Thoughts about this sort of thing
Jo Walsh wrote:
I am in at least two minds about this sort of thing.
Of course i couldn't not sign up. The gender balance in free software communities is terrible, and terribly visible (2 or 3 women out of 60+ at the FOSS4G code sprint?), and does not appear to be improving over the decades.
But i wonder how much one can achieve by looking at the problem too directly. I think, "It is like a finger pointing a way to the moon.
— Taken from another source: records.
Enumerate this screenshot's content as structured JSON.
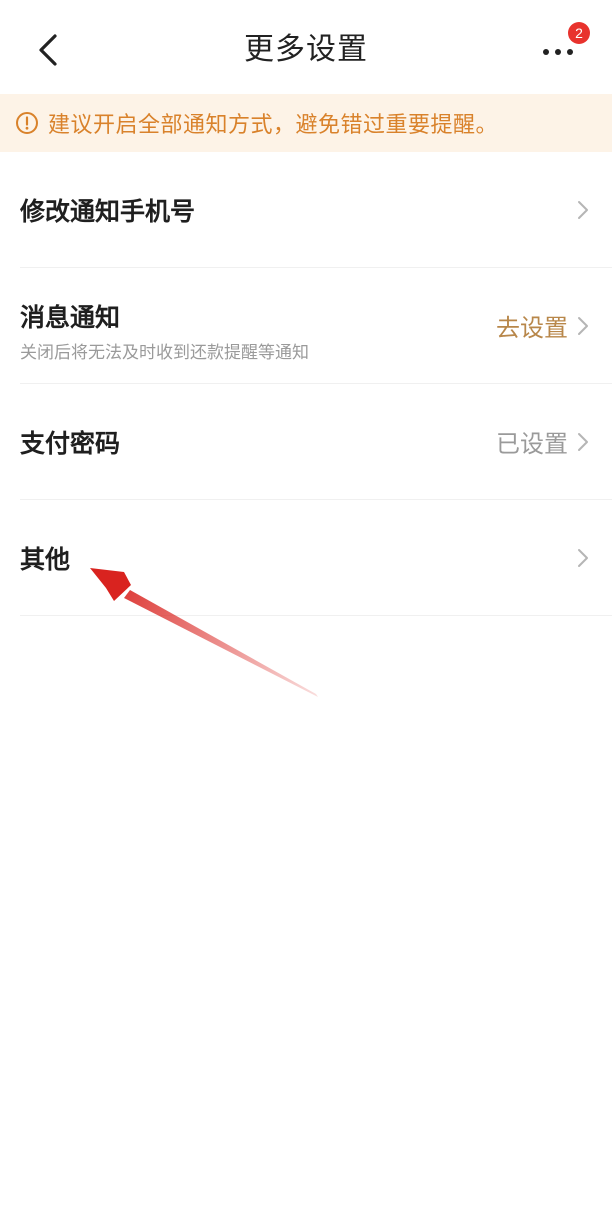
{
  "header": {
    "title": "更多设置",
    "badge_count": "2",
    "back_icon": "back-chevron-icon",
    "more_icon": "more-dots-icon"
  },
  "notice": {
    "text": "建议开启全部通知方式，避免错过重要提醒。",
    "icon": "info-circle-icon",
    "color": "#d9822b",
    "background": "#fdf3e7"
  },
  "settings": [
    {
      "title": "修改通知手机号",
      "subtitle": "",
      "value": ""
    },
    {
      "title": "消息通知",
      "subtitle": "关闭后将无法及时收到还款提醒等通知",
      "value": "去设置"
    },
    {
      "title": "支付密码",
      "subtitle": "",
      "value": "已设置"
    },
    {
      "title": "其他",
      "subtitle": "",
      "value": ""
    }
  ],
  "colors": {
    "accent_value": "#b8874a",
    "muted_value": "#9a9a9a",
    "badge": "#e8322d",
    "annotation_arrow": "#d9231f"
  }
}
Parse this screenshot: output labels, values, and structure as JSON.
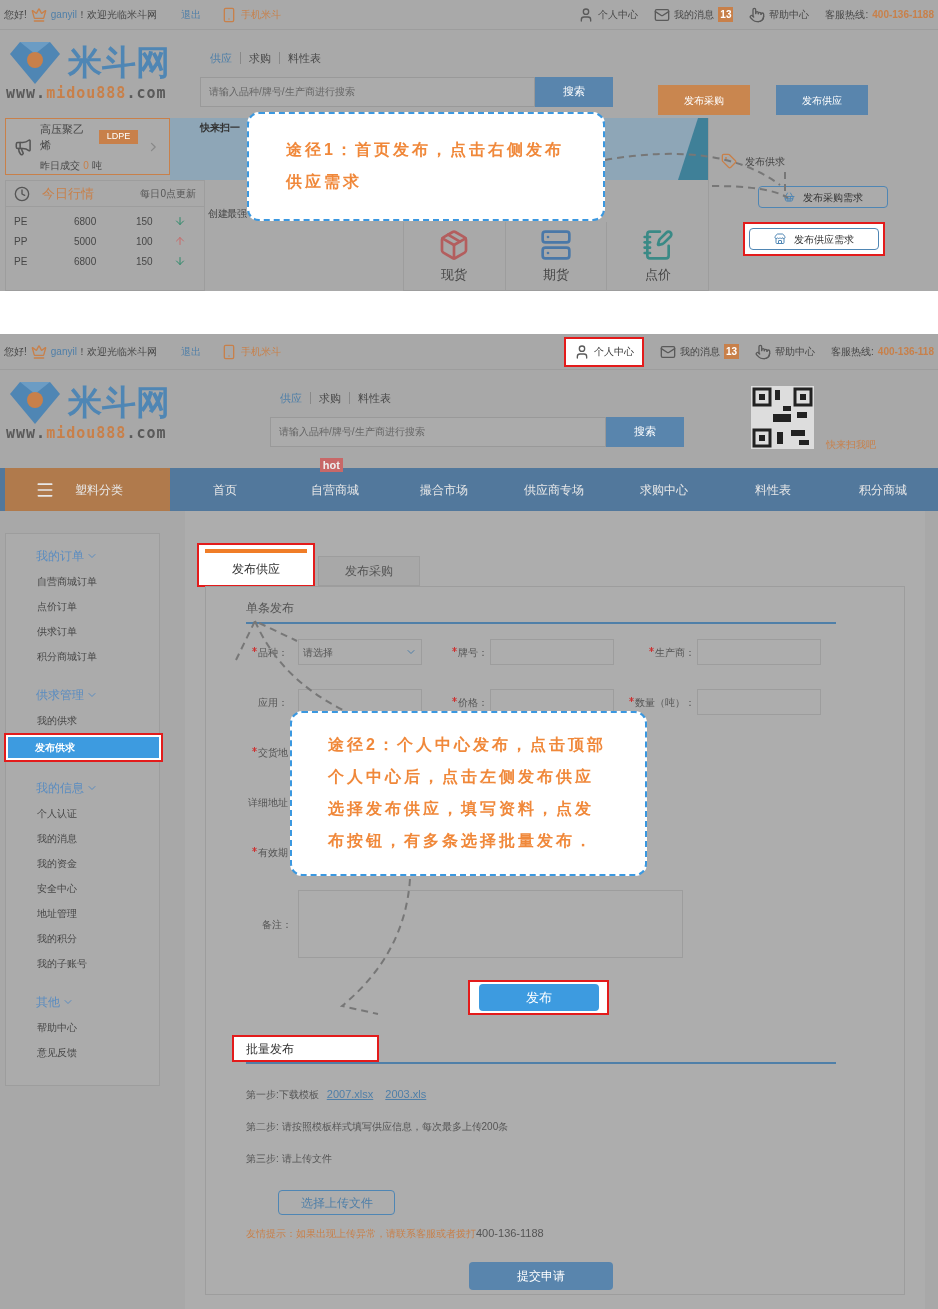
{
  "panel_1": {
    "top_bar": {
      "greeting": "您好!",
      "user": "ganyil",
      "welcome": "！欢迎光临米斗网",
      "logout": "退出",
      "mobile": "手机米斗",
      "links": [
        {
          "kind": "user",
          "label": "个人中心",
          "highlighted": false
        },
        {
          "kind": "mail",
          "label": "我的消息",
          "badge": "13",
          "highlighted": false
        },
        {
          "kind": "help",
          "label": "帮助中心",
          "highlighted": false
        }
      ],
      "hotline_label": "客服热线:",
      "hotline": "400-136-1188"
    },
    "logo": {
      "name": "米斗网",
      "url_prefix": "www.",
      "url_main": "midou888",
      "url_suffix": ".com"
    },
    "search_tabs": [
      {
        "label": "供应",
        "selected": true
      },
      {
        "label": "求购",
        "selected": false
      },
      {
        "label": "料性表",
        "selected": false
      }
    ],
    "search": {
      "placeholder": "请输入品种/牌号/生产商进行搜索",
      "button": "搜索"
    },
    "actions": [
      {
        "kind": "purchase",
        "label": "发布采购"
      },
      {
        "kind": "supply",
        "label": "发布供应"
      }
    ],
    "product": {
      "name": "高压聚乙烯",
      "tag": "LDPE",
      "deal_label": "昨日成交",
      "deal_value": "0",
      "deal_unit": "吨"
    },
    "banner": {
      "text": "快来扫一"
    },
    "market": {
      "title": "今日行情",
      "note": "每日0点更新",
      "rows": [
        {
          "name": "PE",
          "price": "6800",
          "qty": "150",
          "rising": false
        },
        {
          "name": "PP",
          "price": "5000",
          "qty": "100",
          "rising": true
        },
        {
          "name": "PE",
          "price": "6800",
          "qty": "150",
          "rising": false
        }
      ]
    },
    "promo_text": "创建最强",
    "services": [
      {
        "kind": "spot",
        "label": "现货"
      },
      {
        "kind": "futures",
        "label": "期货"
      },
      {
        "kind": "quote",
        "label": "点价"
      }
    ],
    "publish": {
      "title": "发布供求",
      "buttons": [
        {
          "kind": "purchase",
          "label": "发布采购需求",
          "highlighted": false
        },
        {
          "kind": "supply",
          "label": "发布供应需求",
          "highlighted": true
        }
      ]
    },
    "callout": [
      "途径1：首页发布，点击右侧发布",
      "供应需求"
    ]
  },
  "panel_2": {
    "top_bar": {
      "greeting": "您好!",
      "user": "ganyil",
      "welcome": "！欢迎光临米斗网",
      "logout": "退出",
      "mobile": "手机米斗",
      "links": [
        {
          "kind": "user",
          "label": "个人中心",
          "highlighted": true
        },
        {
          "kind": "mail",
          "label": "我的消息",
          "badge": "13",
          "highlighted": false
        },
        {
          "kind": "help",
          "label": "帮助中心",
          "highlighted": false
        }
      ],
      "hotline_label": "客服热线:",
      "hotline": "400-136-118"
    },
    "logo": {
      "name": "米斗网",
      "url_prefix": "www.",
      "url_main": "midou888",
      "url_suffix": ".com"
    },
    "search_tabs": [
      {
        "label": "供应",
        "selected": true
      },
      {
        "label": "求购",
        "selected": false
      },
      {
        "label": "料性表",
        "selected": false
      }
    ],
    "search": {
      "placeholder": "请输入品种/牌号/生产商进行搜索",
      "button": "搜索"
    },
    "qr_caption": "快来扫我吧",
    "nav": {
      "category": "塑料分类",
      "items": [
        {
          "label": "首页"
        },
        {
          "label": "自营商城",
          "badge": "hot"
        },
        {
          "label": "撮合市场"
        },
        {
          "label": "供应商专场"
        },
        {
          "label": "求购中心"
        },
        {
          "label": "料性表"
        },
        {
          "label": "积分商城"
        }
      ]
    },
    "sidebar": [
      {
        "title": "我的订单",
        "items": [
          {
            "label": "自营商城订单",
            "selected": false
          },
          {
            "label": "点价订单",
            "selected": false
          },
          {
            "label": "供求订单",
            "selected": false
          },
          {
            "label": "积分商城订单",
            "selected": false
          }
        ]
      },
      {
        "title": "供求管理",
        "items": [
          {
            "label": "我的供求",
            "selected": false
          },
          {
            "label": "发布供求",
            "selected": true
          }
        ]
      },
      {
        "title": "我的信息",
        "items": [
          {
            "label": "个人认证",
            "selected": false
          },
          {
            "label": "我的消息",
            "selected": false
          },
          {
            "label": "我的资金",
            "selected": false
          },
          {
            "label": "安全中心",
            "selected": false
          },
          {
            "label": "地址管理",
            "selected": false
          },
          {
            "label": "我的积分",
            "selected": false
          },
          {
            "label": "我的子账号",
            "selected": false
          }
        ]
      },
      {
        "title": "其他",
        "items": [
          {
            "label": "帮助中心",
            "selected": false
          },
          {
            "label": "意见反馈",
            "selected": false
          }
        ]
      }
    ],
    "tabs": [
      {
        "label": "发布供应",
        "selected": true,
        "highlighted": true
      },
      {
        "label": "发布采购",
        "selected": false,
        "highlighted": false
      }
    ],
    "single": {
      "title": "单条发布",
      "rows": [
        {
          "fields": [
            {
              "label": "品种：",
              "required": true,
              "kind": "select",
              "value": "请选择"
            },
            {
              "label": "牌号：",
              "required": true,
              "kind": "text"
            },
            {
              "label": "生产商：",
              "required": true,
              "kind": "text"
            }
          ]
        },
        {
          "fields": [
            {
              "label": "应用：",
              "required": false,
              "kind": "text"
            },
            {
              "label": "价格：",
              "required": true,
              "kind": "text"
            },
            {
              "label": "数量（吨）：",
              "required": true,
              "kind": "text"
            }
          ]
        },
        {
          "fields": [
            {
              "label": "交货地",
              "required": true
            }
          ]
        },
        {
          "fields": [
            {
              "label": "详细地址",
              "required": false
            }
          ]
        },
        {
          "fields": [
            {
              "label": "有效期",
              "required": true
            }
          ]
        }
      ],
      "note": {
        "label": "备注：",
        "required": false,
        "kind": "textarea"
      },
      "submit": {
        "label": "发布",
        "highlighted": true
      }
    },
    "batch": {
      "title": "批量发布",
      "highlighted": true,
      "steps": [
        {
          "text": "第一步:下载模板",
          "links": [
            "2007.xlsx",
            "2003.xls"
          ]
        },
        {
          "text": "第二步: 请按照模板样式填写供应信息，每次最多上传200条"
        },
        {
          "text": "第三步: 请上传文件"
        }
      ],
      "upload": "选择上传文件",
      "tip": "友情提示：如果出现上传异常，请联系客服或者拨打",
      "tip_phone": "400-136-1188",
      "apply": "提交申请"
    },
    "callout": [
      "途径2：个人中心发布，点击顶部",
      "个人中心后，点击左侧发布供应",
      "选择发布供应，填写资料，点发",
      "布按钮，有多条选择批量发布．"
    ]
  }
}
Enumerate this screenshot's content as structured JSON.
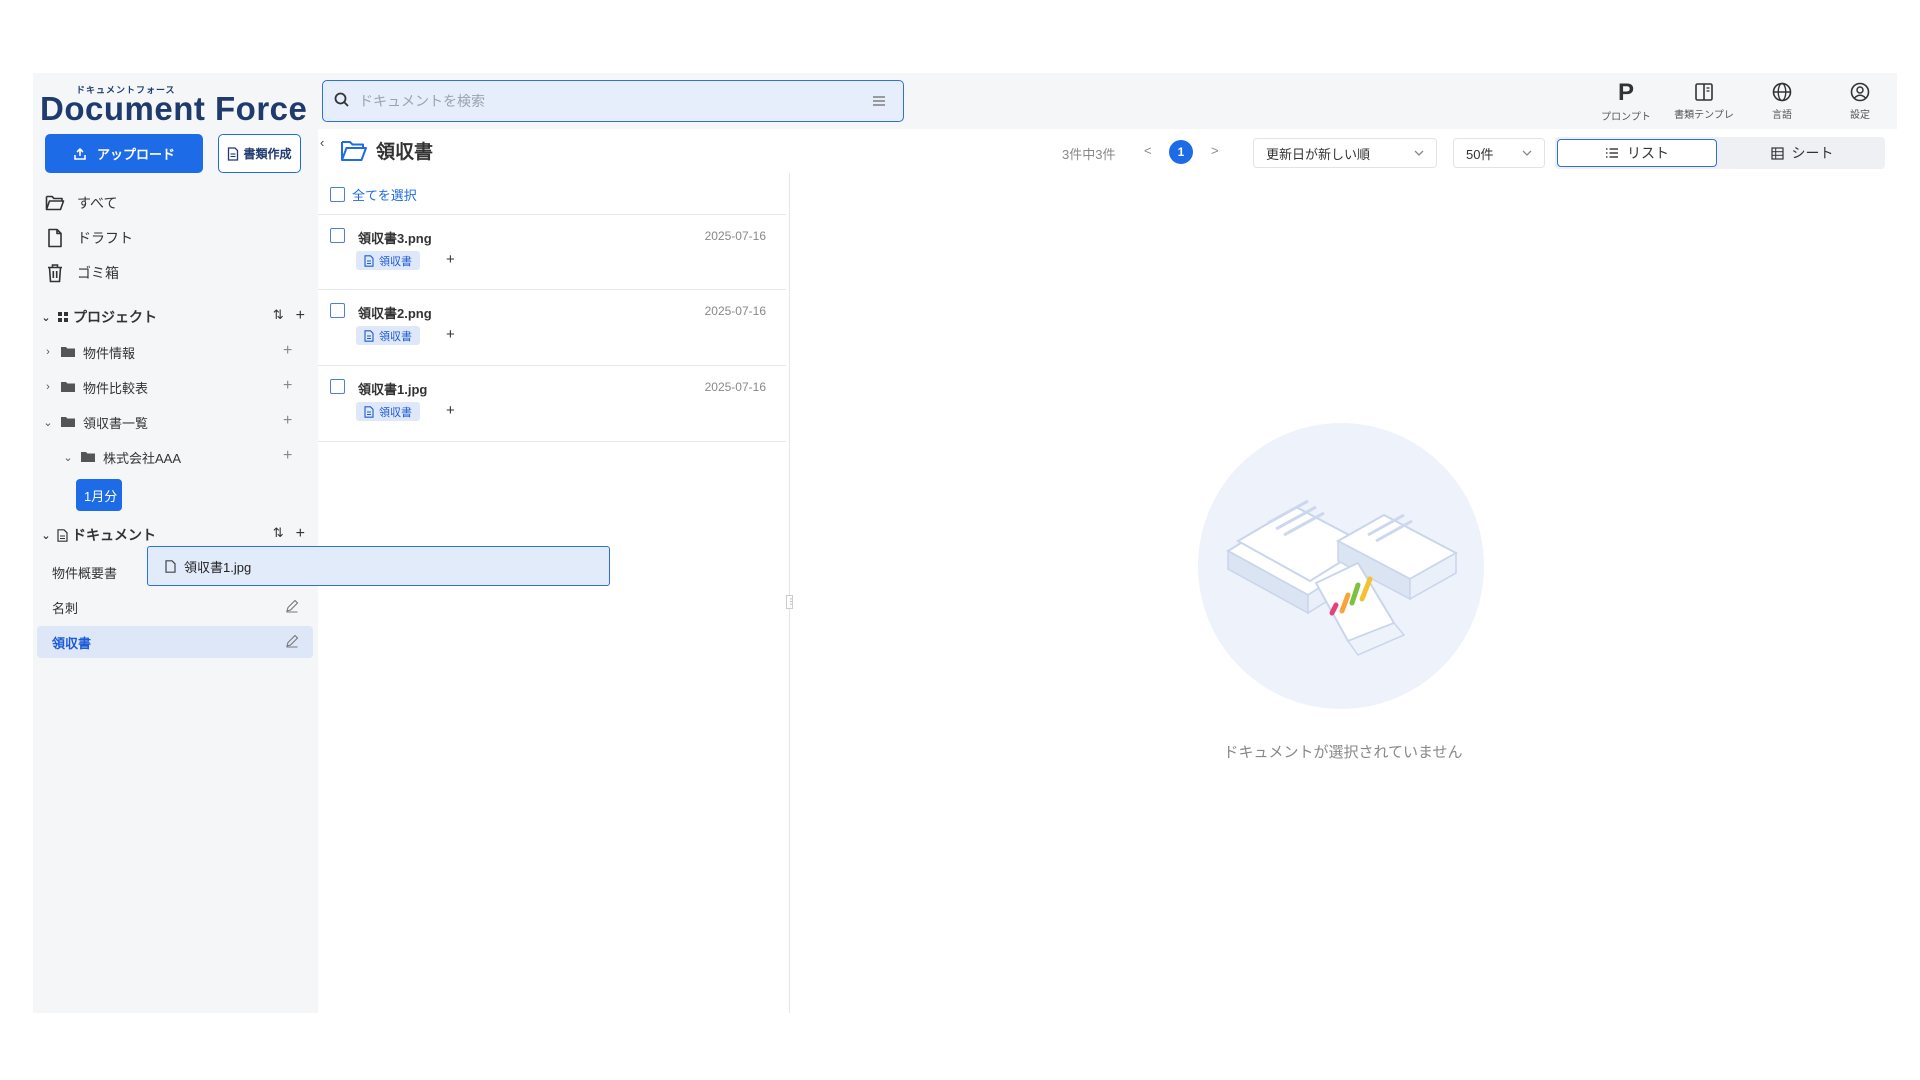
{
  "app": {
    "logo_kana": "ドキュメントフォース",
    "logo_name": "Document Force"
  },
  "search": {
    "placeholder": "ドキュメントを検索"
  },
  "toolbar": {
    "items": [
      {
        "label": "プロンプト",
        "icon": "prompt-p-icon"
      },
      {
        "label": "書類テンプレ",
        "icon": "template-book-icon"
      },
      {
        "label": "言語",
        "icon": "globe-icon"
      },
      {
        "label": "設定",
        "icon": "user-circle-icon"
      }
    ]
  },
  "sidebar": {
    "upload_label": "アップロード",
    "create_label": "書類作成",
    "nav": [
      {
        "label": "すべて",
        "icon": "folder-open-icon"
      },
      {
        "label": "ドラフト",
        "icon": "file-icon"
      },
      {
        "label": "ゴミ箱",
        "icon": "trash-icon"
      }
    ],
    "projects_title": "プロジェクト",
    "projects": [
      {
        "label": "物件情報",
        "expanded": false
      },
      {
        "label": "物件比較表",
        "expanded": false
      },
      {
        "label": "領収書一覧",
        "expanded": true
      },
      {
        "label": "株式会社AAA",
        "expanded": true
      },
      {
        "label": "1月分",
        "selected": true
      }
    ],
    "documents_title": "ドキュメント",
    "documents": [
      {
        "label": "物件概要書",
        "active": false
      },
      {
        "label": "名刺",
        "active": false
      },
      {
        "label": "領収書",
        "active": true
      }
    ]
  },
  "list": {
    "title": "領収書",
    "select_all": "全てを選択",
    "files": [
      {
        "name": "領収書3.png",
        "date": "2025-07-16",
        "tag": "領収書"
      },
      {
        "name": "領収書2.png",
        "date": "2025-07-16",
        "tag": "領収書"
      },
      {
        "name": "領収書1.jpg",
        "date": "2025-07-16",
        "tag": "領収書"
      }
    ]
  },
  "pager": {
    "summary": "3件中3件",
    "prev": "<",
    "current_page": "1",
    "next": ">",
    "sort_value": "更新日が新しい順",
    "per_page": "50件"
  },
  "view_toggle": {
    "list_label": "リスト",
    "sheet_label": "シート",
    "active": "list"
  },
  "preview": {
    "empty_text": "ドキュメントが選択されていません"
  },
  "drag_ghost": {
    "label": "領収書1.jpg"
  },
  "colors": {
    "accent": "#1e6be8",
    "active_bg": "#dde7f8",
    "sidebar_bg": "#f5f6f8"
  }
}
Don't concentrate on the finger or you will miss all that heavenly glory." That is the root causes are not about women but about all of us, and not about software but about society.
However networking with other women in technology communities is very likely to be a useful or fun thing to do. There is a debian-women group, in Europe there is the /etc group which runs an annual gathering, came out of the genderchangers women-teaching-women hardware hacking community.
I wish i knew what to suggest, one thing i think would help would be to find more supported resource (financial, either direct or as organisational cross-subsidy) for activities around free software that are not just about coding. Hackers, by hacking, build up their reputation, their portfolio, their employability. Scratching one's own itch indirectly encourages others to scratch it for you. The same cannot so clearly be said for project coordinators, designers, technical writers, community organisers, and for whatever it's worth, more geeky women are doing this sort of thing than just coding.
To generalise i-don't-know-how-helpfully, women tend to be over-occupied for historic social or cultural reasons, shoulder the largest part of the burden in sustaining society. Our "free" time is ongoingly eroded by other peoples expectations and concerns, whether material or emotional. Paying us would be a good start in getting more of us to help develop potential in free software.